Marching for our lives—and into Holy Week
The holiest of weeks began in procession, then and now.
The holiest of weeks began in procession, then and now. At some point we exchanged dirt roads and donkeys for concrete sidewalks and poster board, but the ritual remains timeless: come together, sing out, march.
On Saturday morning I attended the March for Our Lives in Sartell, Minnesota. It was one of hundreds of marches organized around the world to demand freedom from gun violence. It felt like a modern version of Jesus’ procession into Jerusalem.
Crowds gathered, unsure of when the next tragedy would strike but strengthened by seeking justice together. We waved signs and chanted, “Love not hate will make America great.” A 2018 take on laying down palms and singing “Hosanna in the highest”?
We followed giggling children clad in bright puffy jackets. Christ, wearing rags and riding a donkey, did not look like your typical leader, either. But he marched into Jerusalem anyway, with the threat of violence and suffering looming large. Our young people hop on school busses each day facing the same threat. How long, O Lord?
I walked with a handful of palm branches during the march because I can’t untangle the sacred from the secular.

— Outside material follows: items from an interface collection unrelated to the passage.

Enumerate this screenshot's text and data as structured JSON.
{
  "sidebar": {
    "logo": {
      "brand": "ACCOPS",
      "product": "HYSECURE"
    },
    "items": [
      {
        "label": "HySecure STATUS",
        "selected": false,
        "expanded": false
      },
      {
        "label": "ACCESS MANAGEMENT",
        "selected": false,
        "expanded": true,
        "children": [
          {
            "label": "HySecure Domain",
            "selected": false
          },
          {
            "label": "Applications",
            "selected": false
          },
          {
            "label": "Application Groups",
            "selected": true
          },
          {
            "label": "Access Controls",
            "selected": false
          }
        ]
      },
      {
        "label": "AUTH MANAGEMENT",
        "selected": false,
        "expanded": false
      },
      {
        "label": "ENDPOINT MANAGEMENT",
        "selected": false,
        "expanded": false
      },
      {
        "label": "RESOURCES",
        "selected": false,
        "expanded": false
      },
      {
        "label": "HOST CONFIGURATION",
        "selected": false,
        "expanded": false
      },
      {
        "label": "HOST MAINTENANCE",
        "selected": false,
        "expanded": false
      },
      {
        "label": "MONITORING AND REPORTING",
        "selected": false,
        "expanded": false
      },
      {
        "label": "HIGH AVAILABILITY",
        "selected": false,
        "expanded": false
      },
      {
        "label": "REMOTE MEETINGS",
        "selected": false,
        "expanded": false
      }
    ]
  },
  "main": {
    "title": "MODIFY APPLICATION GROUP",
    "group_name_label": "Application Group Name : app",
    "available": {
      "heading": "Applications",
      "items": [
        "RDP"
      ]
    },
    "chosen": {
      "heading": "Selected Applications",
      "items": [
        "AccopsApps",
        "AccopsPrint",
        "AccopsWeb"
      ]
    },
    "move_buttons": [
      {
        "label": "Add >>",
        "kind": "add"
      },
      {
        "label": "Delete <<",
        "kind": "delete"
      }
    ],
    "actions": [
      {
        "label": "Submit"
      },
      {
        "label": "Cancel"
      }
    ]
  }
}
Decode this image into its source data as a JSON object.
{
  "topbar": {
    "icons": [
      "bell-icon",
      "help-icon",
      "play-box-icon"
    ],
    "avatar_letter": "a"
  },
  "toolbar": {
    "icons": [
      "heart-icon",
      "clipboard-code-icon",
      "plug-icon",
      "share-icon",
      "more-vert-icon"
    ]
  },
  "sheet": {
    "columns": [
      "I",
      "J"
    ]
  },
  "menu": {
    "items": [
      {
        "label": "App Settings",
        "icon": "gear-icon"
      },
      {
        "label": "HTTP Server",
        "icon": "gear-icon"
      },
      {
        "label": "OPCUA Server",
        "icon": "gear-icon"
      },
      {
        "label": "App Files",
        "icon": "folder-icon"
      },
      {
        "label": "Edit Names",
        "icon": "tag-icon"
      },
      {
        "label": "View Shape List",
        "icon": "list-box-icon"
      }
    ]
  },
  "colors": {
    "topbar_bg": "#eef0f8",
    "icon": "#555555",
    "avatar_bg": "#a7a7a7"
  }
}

To take seriously the commissioning at the end of Mass to “go in peace, glorifying the Lord by your lives” is to live a life of faith in the world. We gather in the church building only to be sent out again. Worship and the world should reflect one another.
In this light, the timing of the march made perfect sense. We started the season of Lent by marking our foreheads with ashes on February 14. It was the same day 17 people had their bodies turned to ash when a gunman opened fire at Stoneman Douglas High School.
The same red we see pooled outside lockers and splattered across desks decorates altar clothes and vestments on Palm Sunday. Students gunned down in classrooms are today’s Christs being nailed to the cross. The tears of their parents and teachers fall just like those of the women at the foot of the cross.
The parallels could go on. They point to this: living faith and seeking justice cannot be separated.
If as an Easter people, we truly believe in the hope we will preach next Sunday—that Jesus won by rising, that life beats death and that darkness will never overcome light—then aren’t we called to help make this vision a reality? I saw thousands of people witness to this hope on Saturday. It was inspiring.
We marched because we have hope that the world can be a more peaceful place. We have hope that our elected leaders can make policies that protect the common good. We have hope that guns and those who shoot them will stop ending innocent lives.
Suffering, death and resurrection: onward we march through the Christian story.
Image: Jessie Bazan